#### Data records ####

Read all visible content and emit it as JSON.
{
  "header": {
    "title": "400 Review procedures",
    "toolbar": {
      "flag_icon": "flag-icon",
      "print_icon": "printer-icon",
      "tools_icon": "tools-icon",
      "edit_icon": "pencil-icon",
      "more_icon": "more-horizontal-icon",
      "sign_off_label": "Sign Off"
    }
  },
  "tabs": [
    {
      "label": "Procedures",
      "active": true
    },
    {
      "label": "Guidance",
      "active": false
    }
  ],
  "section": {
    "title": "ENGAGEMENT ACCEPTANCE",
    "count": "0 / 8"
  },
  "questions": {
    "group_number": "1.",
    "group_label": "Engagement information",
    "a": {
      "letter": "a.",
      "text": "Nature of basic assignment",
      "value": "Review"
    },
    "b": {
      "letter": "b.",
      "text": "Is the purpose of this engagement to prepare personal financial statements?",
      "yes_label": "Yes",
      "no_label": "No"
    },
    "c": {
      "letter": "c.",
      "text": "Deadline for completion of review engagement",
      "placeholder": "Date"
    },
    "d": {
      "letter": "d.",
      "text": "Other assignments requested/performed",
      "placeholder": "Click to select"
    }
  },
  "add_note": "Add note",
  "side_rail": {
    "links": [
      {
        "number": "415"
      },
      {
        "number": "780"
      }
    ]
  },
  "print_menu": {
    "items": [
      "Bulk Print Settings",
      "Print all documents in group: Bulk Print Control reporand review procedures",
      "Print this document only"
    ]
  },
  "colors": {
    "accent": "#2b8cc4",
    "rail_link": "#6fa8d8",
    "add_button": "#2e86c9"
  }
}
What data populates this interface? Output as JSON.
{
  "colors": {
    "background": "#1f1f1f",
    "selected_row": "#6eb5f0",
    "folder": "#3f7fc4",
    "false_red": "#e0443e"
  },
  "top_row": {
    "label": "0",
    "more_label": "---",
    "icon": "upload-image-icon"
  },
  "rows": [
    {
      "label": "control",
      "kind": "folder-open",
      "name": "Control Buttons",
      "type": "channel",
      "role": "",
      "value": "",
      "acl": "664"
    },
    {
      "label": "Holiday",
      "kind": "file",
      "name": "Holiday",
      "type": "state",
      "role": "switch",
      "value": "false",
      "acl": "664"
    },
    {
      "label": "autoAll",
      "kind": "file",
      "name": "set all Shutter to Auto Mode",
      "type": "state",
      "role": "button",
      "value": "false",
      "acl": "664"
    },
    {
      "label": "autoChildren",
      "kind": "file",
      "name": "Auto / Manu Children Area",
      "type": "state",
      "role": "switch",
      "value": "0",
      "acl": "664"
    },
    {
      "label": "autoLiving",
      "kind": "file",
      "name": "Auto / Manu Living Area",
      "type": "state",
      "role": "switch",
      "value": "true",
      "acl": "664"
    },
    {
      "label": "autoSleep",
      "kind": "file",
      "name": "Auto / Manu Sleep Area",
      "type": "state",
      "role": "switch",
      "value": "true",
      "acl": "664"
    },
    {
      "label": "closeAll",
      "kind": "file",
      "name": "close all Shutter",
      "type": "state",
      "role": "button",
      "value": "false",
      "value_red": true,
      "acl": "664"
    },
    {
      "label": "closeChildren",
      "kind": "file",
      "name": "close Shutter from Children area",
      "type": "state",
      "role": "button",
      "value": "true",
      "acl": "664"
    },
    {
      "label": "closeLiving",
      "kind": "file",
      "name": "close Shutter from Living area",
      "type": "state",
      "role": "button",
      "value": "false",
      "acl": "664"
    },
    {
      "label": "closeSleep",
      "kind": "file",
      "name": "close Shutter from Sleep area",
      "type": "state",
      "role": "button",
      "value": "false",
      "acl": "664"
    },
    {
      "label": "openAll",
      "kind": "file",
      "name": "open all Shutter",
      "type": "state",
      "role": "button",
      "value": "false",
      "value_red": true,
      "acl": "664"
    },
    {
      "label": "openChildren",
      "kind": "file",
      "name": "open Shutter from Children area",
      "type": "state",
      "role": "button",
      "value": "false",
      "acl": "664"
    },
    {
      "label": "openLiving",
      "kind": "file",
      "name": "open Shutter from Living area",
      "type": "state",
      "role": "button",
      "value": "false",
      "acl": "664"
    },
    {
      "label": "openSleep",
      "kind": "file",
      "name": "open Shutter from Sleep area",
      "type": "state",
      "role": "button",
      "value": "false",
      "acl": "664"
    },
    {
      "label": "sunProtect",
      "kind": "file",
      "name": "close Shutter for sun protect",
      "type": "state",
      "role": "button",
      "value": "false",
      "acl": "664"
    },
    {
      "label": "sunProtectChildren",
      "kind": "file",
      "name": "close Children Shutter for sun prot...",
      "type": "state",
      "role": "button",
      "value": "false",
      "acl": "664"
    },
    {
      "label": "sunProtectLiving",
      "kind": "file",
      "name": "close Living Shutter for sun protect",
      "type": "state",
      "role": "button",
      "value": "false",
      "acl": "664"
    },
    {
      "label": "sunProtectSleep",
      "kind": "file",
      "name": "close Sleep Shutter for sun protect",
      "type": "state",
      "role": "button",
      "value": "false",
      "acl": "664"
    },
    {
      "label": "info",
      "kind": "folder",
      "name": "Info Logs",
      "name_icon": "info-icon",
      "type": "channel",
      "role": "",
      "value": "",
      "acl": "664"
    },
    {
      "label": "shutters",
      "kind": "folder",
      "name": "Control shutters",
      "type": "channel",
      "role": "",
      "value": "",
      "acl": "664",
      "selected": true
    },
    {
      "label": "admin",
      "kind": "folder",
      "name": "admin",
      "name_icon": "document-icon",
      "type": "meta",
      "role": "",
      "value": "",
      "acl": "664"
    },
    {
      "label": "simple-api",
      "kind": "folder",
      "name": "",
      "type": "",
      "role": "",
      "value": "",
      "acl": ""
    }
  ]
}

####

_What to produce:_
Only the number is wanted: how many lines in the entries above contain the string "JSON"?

_Worked solution:_
2